Fingernails on a chalkboard, electric drills, wailing babies -- in a new study, scientists identified these as among the ten most annoying sounds to the human ear, as well as finding clues as to why they send shivers down our spine.
When people hear an annoying noise, a part of the brain that regulates emotions, called the amygdala, seems to take over the hearing part of the brain, researchers say.
"It appears there is something very primitive kicking in," says researcher Sukhbinder Kumar of the Institute of Neuroscience at Newcastle University in Newcastle upon Tyne, UK. "It's a possible distress signal from the amygdala to the auditory cortex."
The results of the study suggests that a heightened emotional response in the brain to certain noises can alter our perception of them.
In the study, 13 volunteers responded to a range of sounds while their brains were scanned using functional magnetic resonance imaging (fMRI). Analysis of the acoustic features of the sounds revealed that noises in the frequency range of around 2,000 to 5,000 Hz were found to be unpleasant.
"This is the frequency range where our ears are most sensitive," said Kumar. "Although there's still much debate as to why our ears are most sensitive in this range, it does include sounds of screams, which we find intrinsically unpleasant."
Researchers identified these as the most unpleasant sounds:
1. Knife on a bottle
2. Fork on a glass
3. Chalk on a blackboard
4. Ruler on a bottle
5. Nails on a chalkboard
6. Female scream
7. Angle grinder
8. Brakes on a cycle squealing
9. Baby crying

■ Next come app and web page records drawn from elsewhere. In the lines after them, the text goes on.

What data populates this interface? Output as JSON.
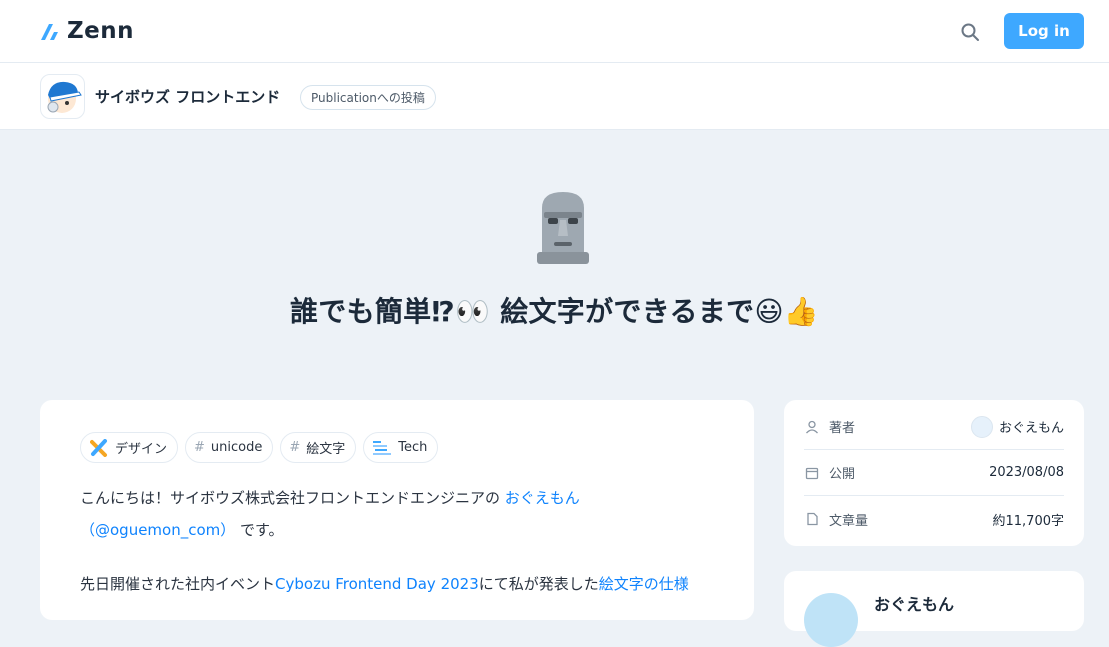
{
  "header": {
    "logo_text": "Zenn",
    "search_icon": "search-icon",
    "login_label": "Log in",
    "accent_color": "#3ea8ff"
  },
  "publication": {
    "name": "サイボウズ フロントエンド",
    "badge": "Publicationへの投稿"
  },
  "article": {
    "emoji": "moai",
    "title": "誰でも簡単⁉︎👀 絵文字ができるまで😃👍",
    "topics": [
      {
        "label": "デザイン",
        "icon": "design-icon"
      },
      {
        "label": "unicode",
        "icon": "hash"
      },
      {
        "label": "絵文字",
        "icon": "hash"
      },
      {
        "label": "Tech",
        "icon": "tech-icon"
      }
    ],
    "p1": {
      "text1": "こんにちは！サイボウズ株式会社フロントエンドエンジニアの ",
      "link1": "おぐえもん",
      "link2": "（@oguemon_com）",
      "text2": " です。"
    },
    "p2": {
      "text1": "先日開催された社内イベント",
      "link1": "Cybozu Frontend Day 2023",
      "text2": "にて私が発表した",
      "link2": "絵文字の仕様"
    }
  },
  "sidebar": {
    "rows": [
      {
        "label": "著者",
        "value": "おぐえもん",
        "icon": "user-icon"
      },
      {
        "label": "公開",
        "value": "2023/08/08",
        "icon": "calendar-icon"
      },
      {
        "label": "文章量",
        "value": "約11,700字",
        "icon": "document-icon"
      }
    ],
    "author_card_name": "おぐえもん"
  }
}
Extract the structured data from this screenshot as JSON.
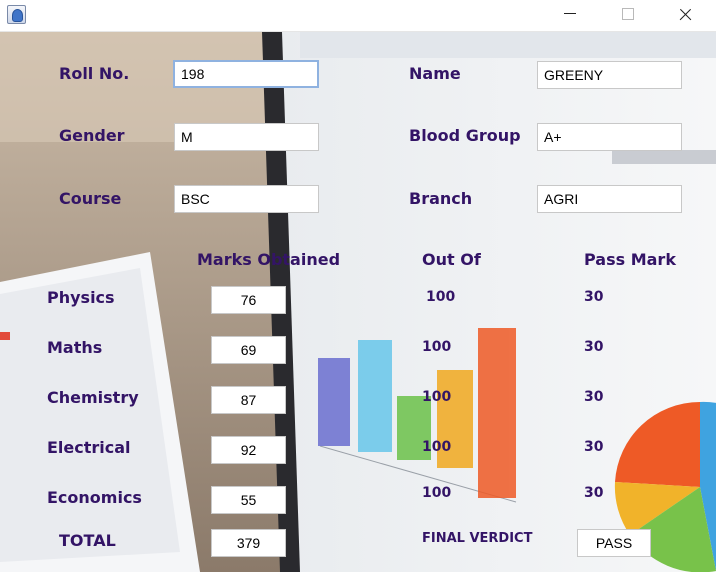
{
  "form": {
    "roll_no": {
      "label": "Roll No.",
      "value": "198"
    },
    "name": {
      "label": "Name",
      "value": "GREENY"
    },
    "gender": {
      "label": "Gender",
      "value": "M"
    },
    "blood_group": {
      "label": "Blood Group",
      "value": "A+"
    },
    "course": {
      "label": "Course",
      "value": "BSC"
    },
    "branch": {
      "label": "Branch",
      "value": "AGRI"
    }
  },
  "marks": {
    "headers": {
      "obtained": "Marks Obtained",
      "out_of": "Out Of",
      "pass_mark": "Pass Mark"
    },
    "rows": [
      {
        "subject": "Physics",
        "obtained": "76",
        "out_of": "100",
        "pass_mark": "30"
      },
      {
        "subject": "Maths",
        "obtained": "69",
        "out_of": "100",
        "pass_mark": "30"
      },
      {
        "subject": "Chemistry",
        "obtained": "87",
        "out_of": "100",
        "pass_mark": "30"
      },
      {
        "subject": "Electrical",
        "obtained": "92",
        "out_of": "100",
        "pass_mark": "30"
      },
      {
        "subject": "Economics",
        "obtained": "55",
        "out_of": "100",
        "pass_mark": "30"
      }
    ],
    "total": {
      "label": "TOTAL",
      "value": "379"
    },
    "verdict": {
      "label": "FINAL VERDICT",
      "value": "PASS"
    }
  },
  "colors": {
    "label_text": "#331466",
    "field_background": "#ffffff",
    "field_border": "#c8c8c8",
    "focus_border": "#8fb2e0"
  }
}
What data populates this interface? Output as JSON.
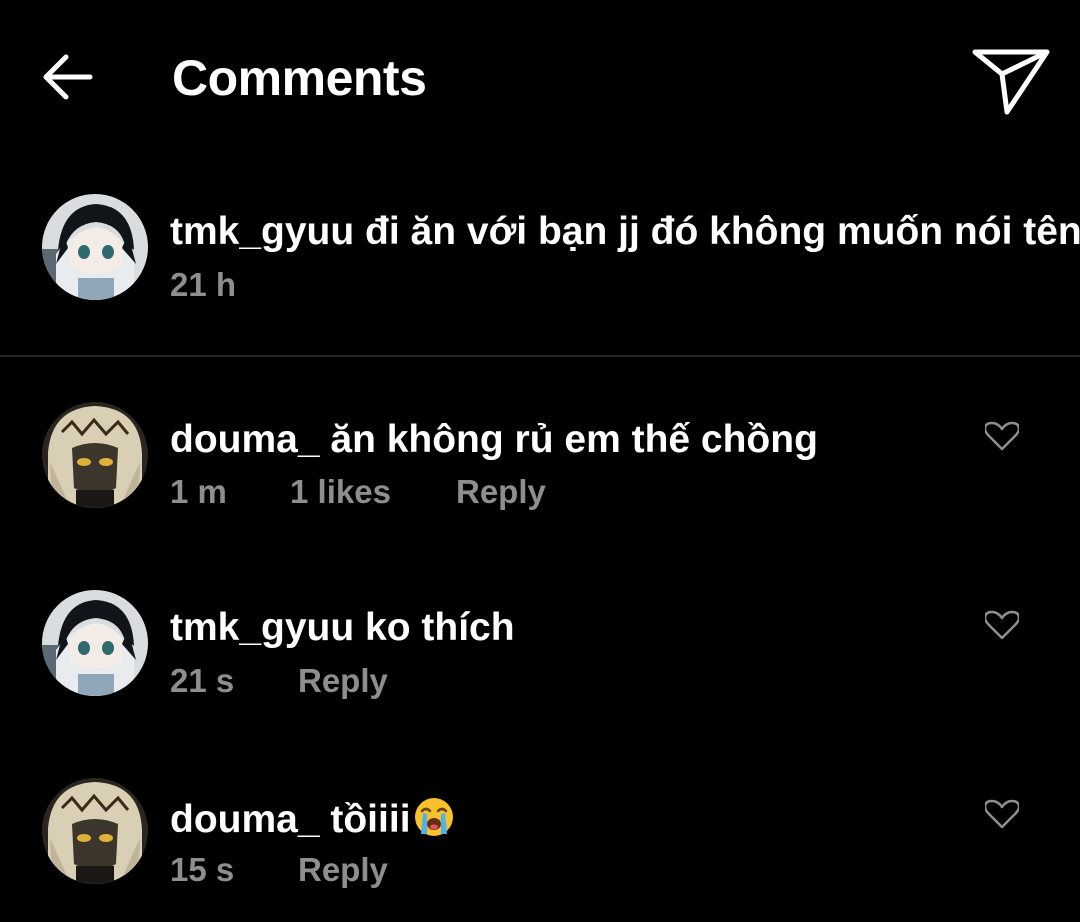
{
  "header": {
    "back_icon": "arrow-left-icon",
    "title": "Comments",
    "share_icon": "paper-plane-icon"
  },
  "caption": {
    "avatar": "anime-avatar-black-hair",
    "username": "tmk_gyuu",
    "text": "đi ăn với bạn jj đó không muốn nói tên",
    "time": "21 h"
  },
  "comments": [
    {
      "avatar": "anime-avatar-blonde",
      "username": "douma_",
      "text": "ăn không rủ em thế chồng",
      "time": "1 m",
      "likes": "1 likes",
      "reply": "Reply",
      "heart_icon": "heart-outline-icon"
    },
    {
      "avatar": "anime-avatar-black-hair",
      "username": "tmk_gyuu",
      "text": "ko thích",
      "time": "21 s",
      "reply": "Reply",
      "heart_icon": "heart-outline-icon"
    },
    {
      "avatar": "anime-avatar-blonde",
      "username": "douma_",
      "text": "tồiiii",
      "emoji": "loudly-crying-face-emoji",
      "time": "15 s",
      "reply": "Reply",
      "heart_icon": "heart-outline-icon"
    }
  ],
  "colors": {
    "background": "#000000",
    "text": "#ffffff",
    "secondary_text": "#8e8e8e",
    "divider": "#262626"
  }
}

10. Electric drill
The study also identified some of the least unpleasant sounds:
2. Baby laughing
4. Water flowing
The study was published last week in the Journal of Neuroscience.